HOW TO COMPLETE THIS TASK:
Exact copy, no pictures: return all the data below as written.

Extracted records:
>>
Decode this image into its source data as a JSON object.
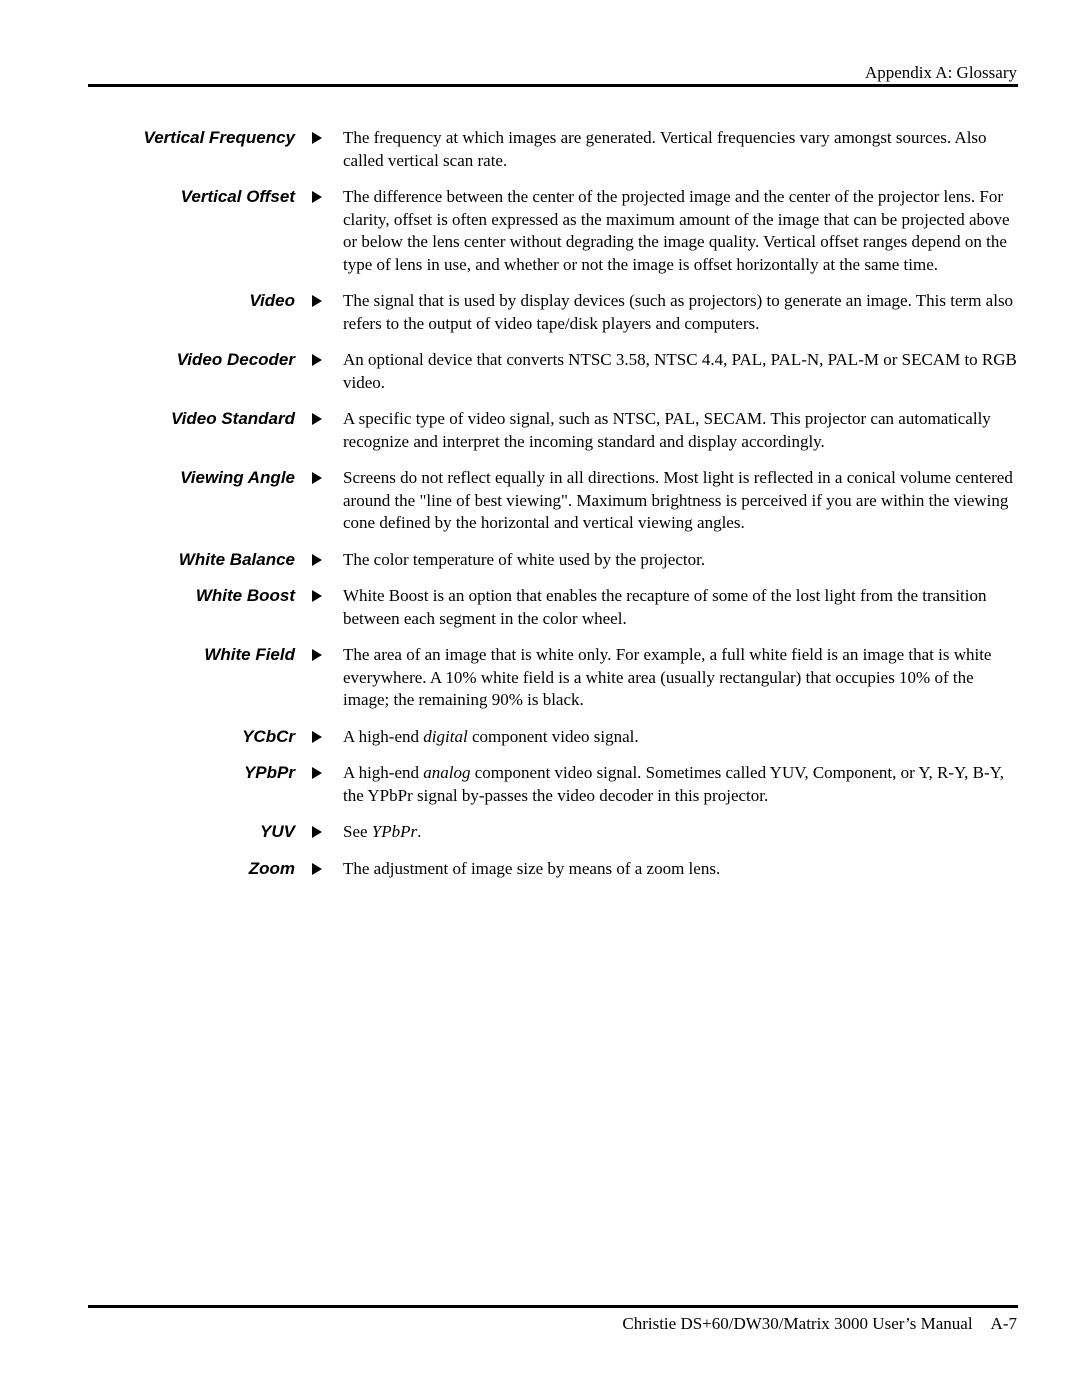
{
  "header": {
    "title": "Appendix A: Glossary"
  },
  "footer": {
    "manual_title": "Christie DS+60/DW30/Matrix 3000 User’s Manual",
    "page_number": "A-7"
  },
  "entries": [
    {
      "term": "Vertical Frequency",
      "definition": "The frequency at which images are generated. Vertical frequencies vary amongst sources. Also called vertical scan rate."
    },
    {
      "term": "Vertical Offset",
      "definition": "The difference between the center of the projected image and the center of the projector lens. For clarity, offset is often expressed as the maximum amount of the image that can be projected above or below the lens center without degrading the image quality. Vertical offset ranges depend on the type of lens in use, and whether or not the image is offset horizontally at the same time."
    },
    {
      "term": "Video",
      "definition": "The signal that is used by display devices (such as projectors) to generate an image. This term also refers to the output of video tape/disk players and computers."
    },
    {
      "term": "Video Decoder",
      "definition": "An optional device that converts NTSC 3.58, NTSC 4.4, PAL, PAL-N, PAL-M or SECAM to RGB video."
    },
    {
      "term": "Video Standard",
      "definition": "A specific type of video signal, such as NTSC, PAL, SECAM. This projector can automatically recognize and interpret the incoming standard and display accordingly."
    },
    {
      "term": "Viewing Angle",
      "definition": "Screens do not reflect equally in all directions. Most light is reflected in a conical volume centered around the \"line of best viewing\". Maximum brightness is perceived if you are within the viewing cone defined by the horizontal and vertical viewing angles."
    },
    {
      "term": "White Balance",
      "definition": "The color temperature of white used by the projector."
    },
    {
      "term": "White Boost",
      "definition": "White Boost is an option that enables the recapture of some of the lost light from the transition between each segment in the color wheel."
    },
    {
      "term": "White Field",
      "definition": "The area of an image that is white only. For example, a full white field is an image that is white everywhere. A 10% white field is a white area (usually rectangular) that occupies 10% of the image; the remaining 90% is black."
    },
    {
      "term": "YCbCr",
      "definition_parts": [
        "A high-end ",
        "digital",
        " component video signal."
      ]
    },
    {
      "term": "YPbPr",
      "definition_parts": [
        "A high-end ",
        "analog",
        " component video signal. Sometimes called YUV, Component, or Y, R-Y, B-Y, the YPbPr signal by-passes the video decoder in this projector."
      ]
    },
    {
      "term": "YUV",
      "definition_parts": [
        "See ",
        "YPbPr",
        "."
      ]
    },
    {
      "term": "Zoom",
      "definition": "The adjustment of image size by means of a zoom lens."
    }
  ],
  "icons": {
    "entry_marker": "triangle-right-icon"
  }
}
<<
SOLUTION TO THIS TASK:
Decode this image into its source data as a JSON object.
{
  "header": {
    "title": "Appendix A: Glossary"
  },
  "footer": {
    "manual_title": "Christie DS+60/DW30/Matrix 3000 User’s Manual",
    "page_number": "A-7"
  },
  "entries": [
    {
      "term": "Vertical Frequency",
      "definition": "The frequency at which images are generated. Vertical frequencies vary amongst sources. Also called vertical scan rate."
    },
    {
      "term": "Vertical Offset",
      "definition": "The difference between the center of the projected image and the center of the projector lens. For clarity, offset is often expressed as the maximum amount of the image that can be projected above or below the lens center without degrading the image quality. Vertical offset ranges depend on the type of lens in use, and whether or not the image is offset horizontally at the same time."
    },
    {
      "term": "Video",
      "definition": "The signal that is used by display devices (such as projectors) to generate an image. This term also refers to the output of video tape/disk players and computers."
    },
    {
      "term": "Video Decoder",
      "definition": "An optional device that converts NTSC 3.58, NTSC 4.4, PAL, PAL-N, PAL-M or SECAM to RGB video."
    },
    {
      "term": "Video Standard",
      "definition": "A specific type of video signal, such as NTSC, PAL, SECAM. This projector can automatically recognize and interpret the incoming standard and display accordingly."
    },
    {
      "term": "Viewing Angle",
      "definition": "Screens do not reflect equally in all directions. Most light is reflected in a conical volume centered around the \"line of best viewing\". Maximum brightness is perceived if you are within the viewing cone defined by the horizontal and vertical viewing angles."
    },
    {
      "term": "White Balance",
      "definition": "The color temperature of white used by the projector."
    },
    {
      "term": "White Boost",
      "definition": "White Boost is an option that enables the recapture of some of the lost light from the transition between each segment in the color wheel."
    },
    {
      "term": "White Field",
      "definition": "The area of an image that is white only. For example, a full white field is an image that is white everywhere. A 10% white field is a white area (usually rectangular) that occupies 10% of the image; the remaining 90% is black."
    },
    {
      "term": "YCbCr",
      "definition_parts": [
        "A high-end ",
        "digital",
        " component video signal."
      ]
    },
    {
      "term": "YPbPr",
      "definition_parts": [
        "A high-end ",
        "analog",
        " component video signal. Sometimes called YUV, Component, or Y, R-Y, B-Y, the YPbPr signal by-passes the video decoder in this projector."
      ]
    },
    {
      "term": "YUV",
      "definition_parts": [
        "See ",
        "YPbPr",
        "."
      ]
    },
    {
      "term": "Zoom",
      "definition": "The adjustment of image size by means of a zoom lens."
    }
  ],
  "icons": {
    "entry_marker": "triangle-right-icon"
  }
}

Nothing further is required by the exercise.